_TASK TO COMPLETE_.
Report every line of the records that contains the word "بانک".

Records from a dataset
########

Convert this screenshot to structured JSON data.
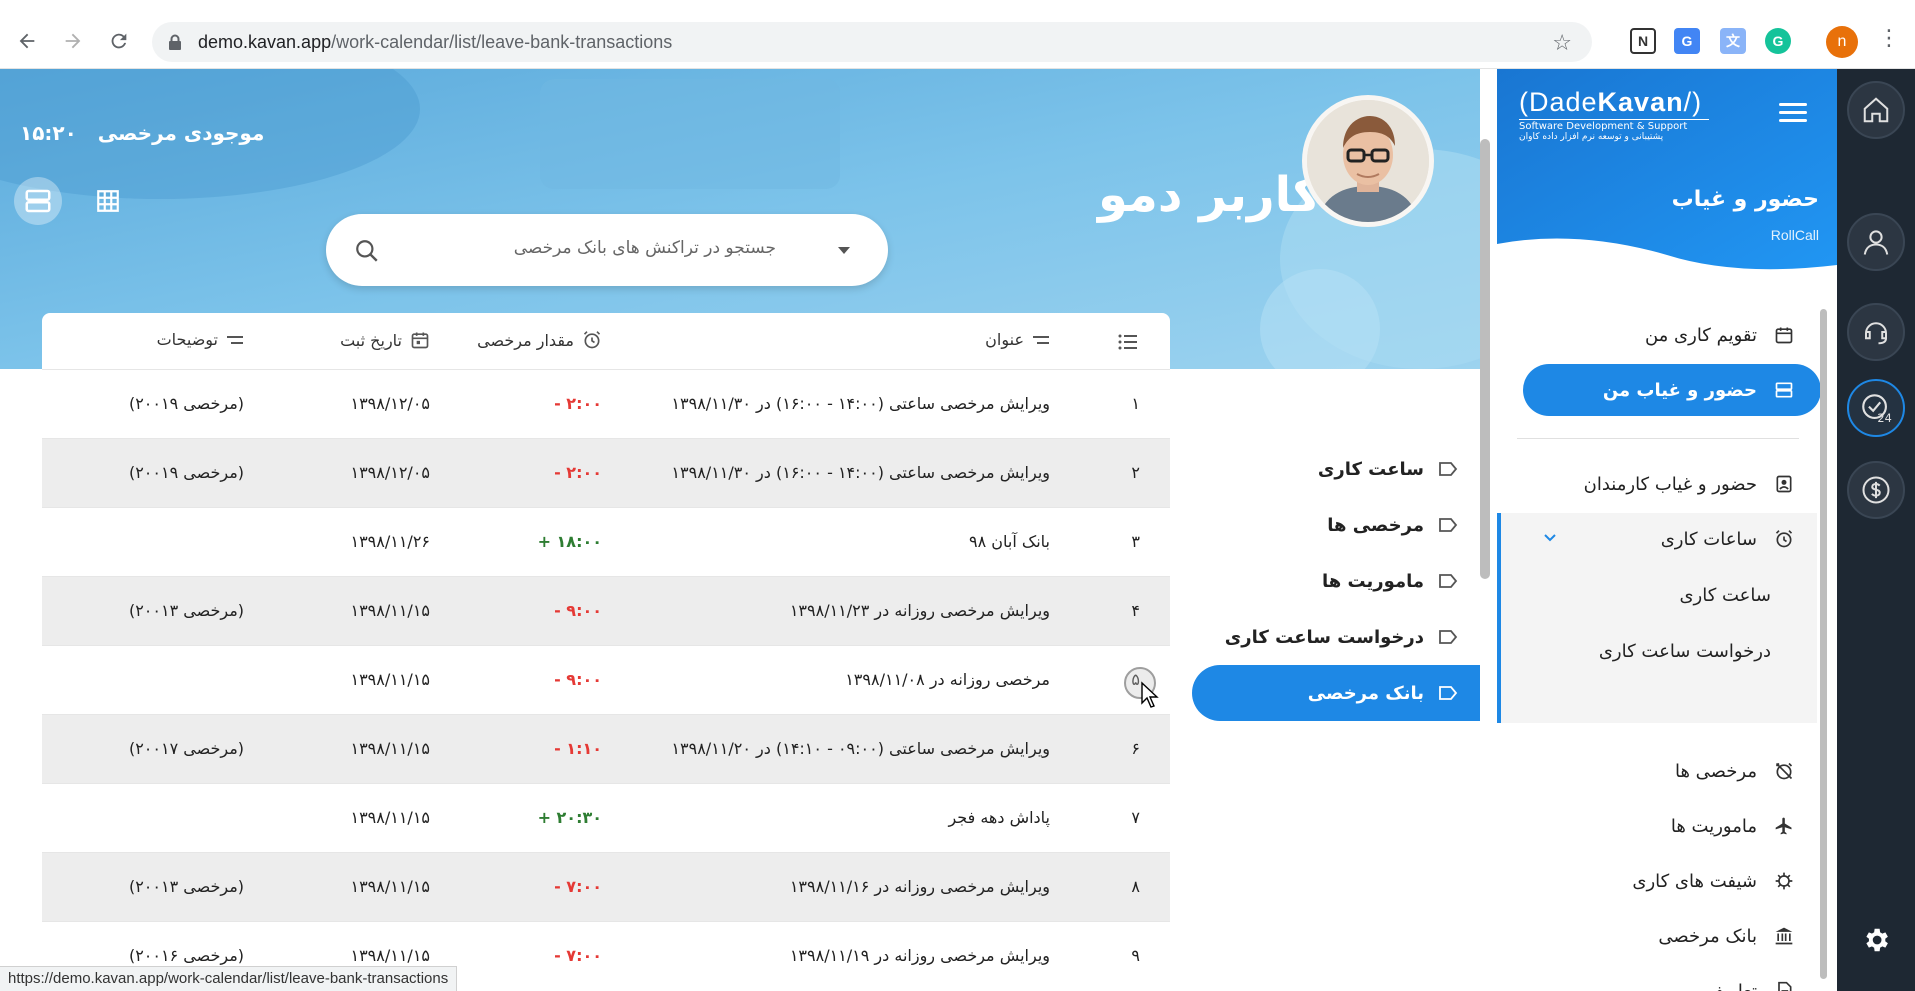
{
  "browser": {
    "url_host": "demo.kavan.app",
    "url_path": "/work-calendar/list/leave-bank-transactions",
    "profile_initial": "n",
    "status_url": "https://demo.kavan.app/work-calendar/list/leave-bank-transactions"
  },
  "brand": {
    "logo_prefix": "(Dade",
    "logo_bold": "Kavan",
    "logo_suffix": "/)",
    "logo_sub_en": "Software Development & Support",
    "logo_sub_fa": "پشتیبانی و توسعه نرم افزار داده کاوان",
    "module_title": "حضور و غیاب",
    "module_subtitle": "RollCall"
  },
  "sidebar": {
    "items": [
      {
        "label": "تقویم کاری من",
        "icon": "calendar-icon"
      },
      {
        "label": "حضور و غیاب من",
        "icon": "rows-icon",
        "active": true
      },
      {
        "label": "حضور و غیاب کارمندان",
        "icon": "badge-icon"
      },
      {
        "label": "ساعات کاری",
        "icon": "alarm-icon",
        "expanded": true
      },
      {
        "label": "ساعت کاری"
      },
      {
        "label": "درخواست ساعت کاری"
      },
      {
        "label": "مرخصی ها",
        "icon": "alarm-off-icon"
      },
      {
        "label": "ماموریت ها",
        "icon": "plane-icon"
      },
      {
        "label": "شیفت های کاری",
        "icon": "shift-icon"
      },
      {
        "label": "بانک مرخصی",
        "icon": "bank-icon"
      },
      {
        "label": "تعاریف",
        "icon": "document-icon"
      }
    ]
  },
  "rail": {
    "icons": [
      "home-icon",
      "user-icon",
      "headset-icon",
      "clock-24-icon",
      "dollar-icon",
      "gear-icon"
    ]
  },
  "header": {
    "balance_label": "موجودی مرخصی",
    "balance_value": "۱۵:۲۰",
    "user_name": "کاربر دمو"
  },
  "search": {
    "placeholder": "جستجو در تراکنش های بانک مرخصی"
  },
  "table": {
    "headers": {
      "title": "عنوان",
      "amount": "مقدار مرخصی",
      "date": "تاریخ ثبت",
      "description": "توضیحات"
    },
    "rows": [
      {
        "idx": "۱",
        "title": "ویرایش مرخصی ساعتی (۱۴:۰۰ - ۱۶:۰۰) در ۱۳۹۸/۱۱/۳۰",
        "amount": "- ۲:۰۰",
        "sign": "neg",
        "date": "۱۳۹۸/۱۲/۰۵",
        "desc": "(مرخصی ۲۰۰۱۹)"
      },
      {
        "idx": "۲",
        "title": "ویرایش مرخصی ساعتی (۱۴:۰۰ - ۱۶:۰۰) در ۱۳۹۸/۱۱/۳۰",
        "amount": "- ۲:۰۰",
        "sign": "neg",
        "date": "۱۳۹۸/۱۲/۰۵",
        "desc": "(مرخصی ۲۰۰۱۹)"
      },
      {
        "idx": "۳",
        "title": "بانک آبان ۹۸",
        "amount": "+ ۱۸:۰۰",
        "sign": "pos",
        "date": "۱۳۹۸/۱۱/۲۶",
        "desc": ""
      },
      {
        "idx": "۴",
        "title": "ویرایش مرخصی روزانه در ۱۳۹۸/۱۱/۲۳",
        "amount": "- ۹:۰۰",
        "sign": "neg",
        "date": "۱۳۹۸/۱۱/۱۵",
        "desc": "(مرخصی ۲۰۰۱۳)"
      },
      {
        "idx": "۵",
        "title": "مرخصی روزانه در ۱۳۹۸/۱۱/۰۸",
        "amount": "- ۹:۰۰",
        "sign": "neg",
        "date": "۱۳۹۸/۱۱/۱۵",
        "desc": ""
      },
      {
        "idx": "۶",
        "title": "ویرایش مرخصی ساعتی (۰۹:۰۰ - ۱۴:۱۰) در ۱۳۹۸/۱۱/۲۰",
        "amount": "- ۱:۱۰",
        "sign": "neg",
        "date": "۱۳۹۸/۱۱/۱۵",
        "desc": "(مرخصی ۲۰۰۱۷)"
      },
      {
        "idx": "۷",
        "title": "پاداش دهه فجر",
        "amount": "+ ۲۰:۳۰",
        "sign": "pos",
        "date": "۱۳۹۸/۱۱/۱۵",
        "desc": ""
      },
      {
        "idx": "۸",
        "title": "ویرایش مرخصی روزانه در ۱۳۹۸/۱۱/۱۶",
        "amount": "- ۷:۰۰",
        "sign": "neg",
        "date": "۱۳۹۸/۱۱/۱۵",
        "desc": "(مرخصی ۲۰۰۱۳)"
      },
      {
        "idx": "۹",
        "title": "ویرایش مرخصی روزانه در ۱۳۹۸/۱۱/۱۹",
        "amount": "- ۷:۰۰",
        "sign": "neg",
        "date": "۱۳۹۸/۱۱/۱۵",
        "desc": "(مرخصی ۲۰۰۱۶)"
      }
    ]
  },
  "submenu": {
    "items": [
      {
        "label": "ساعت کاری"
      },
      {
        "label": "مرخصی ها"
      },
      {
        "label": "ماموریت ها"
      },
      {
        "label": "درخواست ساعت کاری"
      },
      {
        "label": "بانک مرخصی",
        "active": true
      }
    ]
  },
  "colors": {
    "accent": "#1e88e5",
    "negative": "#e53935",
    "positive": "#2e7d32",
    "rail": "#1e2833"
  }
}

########

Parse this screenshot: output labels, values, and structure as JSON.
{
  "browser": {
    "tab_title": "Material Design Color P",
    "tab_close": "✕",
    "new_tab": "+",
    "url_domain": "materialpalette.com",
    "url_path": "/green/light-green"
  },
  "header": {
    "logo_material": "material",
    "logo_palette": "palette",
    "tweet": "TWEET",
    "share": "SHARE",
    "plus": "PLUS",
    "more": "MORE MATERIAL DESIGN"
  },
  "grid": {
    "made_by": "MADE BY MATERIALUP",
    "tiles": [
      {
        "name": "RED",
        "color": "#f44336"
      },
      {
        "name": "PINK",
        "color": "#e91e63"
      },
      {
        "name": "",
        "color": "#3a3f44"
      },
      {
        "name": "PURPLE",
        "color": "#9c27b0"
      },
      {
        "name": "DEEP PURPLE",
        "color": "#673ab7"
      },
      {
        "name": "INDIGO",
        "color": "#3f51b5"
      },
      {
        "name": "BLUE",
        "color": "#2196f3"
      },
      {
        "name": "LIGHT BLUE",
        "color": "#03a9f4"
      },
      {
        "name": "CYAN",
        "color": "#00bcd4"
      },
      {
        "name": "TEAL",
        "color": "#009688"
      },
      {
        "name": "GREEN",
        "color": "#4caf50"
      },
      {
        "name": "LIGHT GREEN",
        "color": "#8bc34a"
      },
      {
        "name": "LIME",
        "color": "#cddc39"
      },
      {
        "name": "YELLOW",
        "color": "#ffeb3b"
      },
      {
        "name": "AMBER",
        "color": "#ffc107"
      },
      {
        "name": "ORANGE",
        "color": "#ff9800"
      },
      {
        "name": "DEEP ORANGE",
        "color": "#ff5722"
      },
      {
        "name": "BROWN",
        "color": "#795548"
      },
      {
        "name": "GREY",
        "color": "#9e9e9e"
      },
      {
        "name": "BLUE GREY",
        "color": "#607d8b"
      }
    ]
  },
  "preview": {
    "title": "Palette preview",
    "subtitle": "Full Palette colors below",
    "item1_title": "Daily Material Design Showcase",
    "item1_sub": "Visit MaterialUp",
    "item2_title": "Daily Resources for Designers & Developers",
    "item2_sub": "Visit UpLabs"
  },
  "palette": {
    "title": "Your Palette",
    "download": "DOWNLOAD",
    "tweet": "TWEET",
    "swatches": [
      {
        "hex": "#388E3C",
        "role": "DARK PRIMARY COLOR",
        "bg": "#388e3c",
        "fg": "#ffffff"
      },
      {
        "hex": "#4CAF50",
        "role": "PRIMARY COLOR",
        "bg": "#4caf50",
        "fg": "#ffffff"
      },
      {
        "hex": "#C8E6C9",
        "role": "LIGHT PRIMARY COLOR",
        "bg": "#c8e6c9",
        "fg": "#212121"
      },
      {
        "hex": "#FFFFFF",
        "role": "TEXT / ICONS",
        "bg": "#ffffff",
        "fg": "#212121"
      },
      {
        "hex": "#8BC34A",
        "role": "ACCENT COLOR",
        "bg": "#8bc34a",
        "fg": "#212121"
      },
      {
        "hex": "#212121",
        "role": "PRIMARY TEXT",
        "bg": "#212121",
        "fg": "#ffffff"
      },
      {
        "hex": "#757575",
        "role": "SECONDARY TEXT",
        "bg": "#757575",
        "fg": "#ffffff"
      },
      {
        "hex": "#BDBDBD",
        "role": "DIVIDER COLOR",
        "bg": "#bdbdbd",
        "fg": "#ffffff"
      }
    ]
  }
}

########

_EXPECTED OUTPUT_.
        "label": "بانک مرخصی",
    "placeholder": "جستجو در تراکنش های بانک مرخصی"
        "title": "بانک آبان ۹۸",
        "label": "بانک مرخصی",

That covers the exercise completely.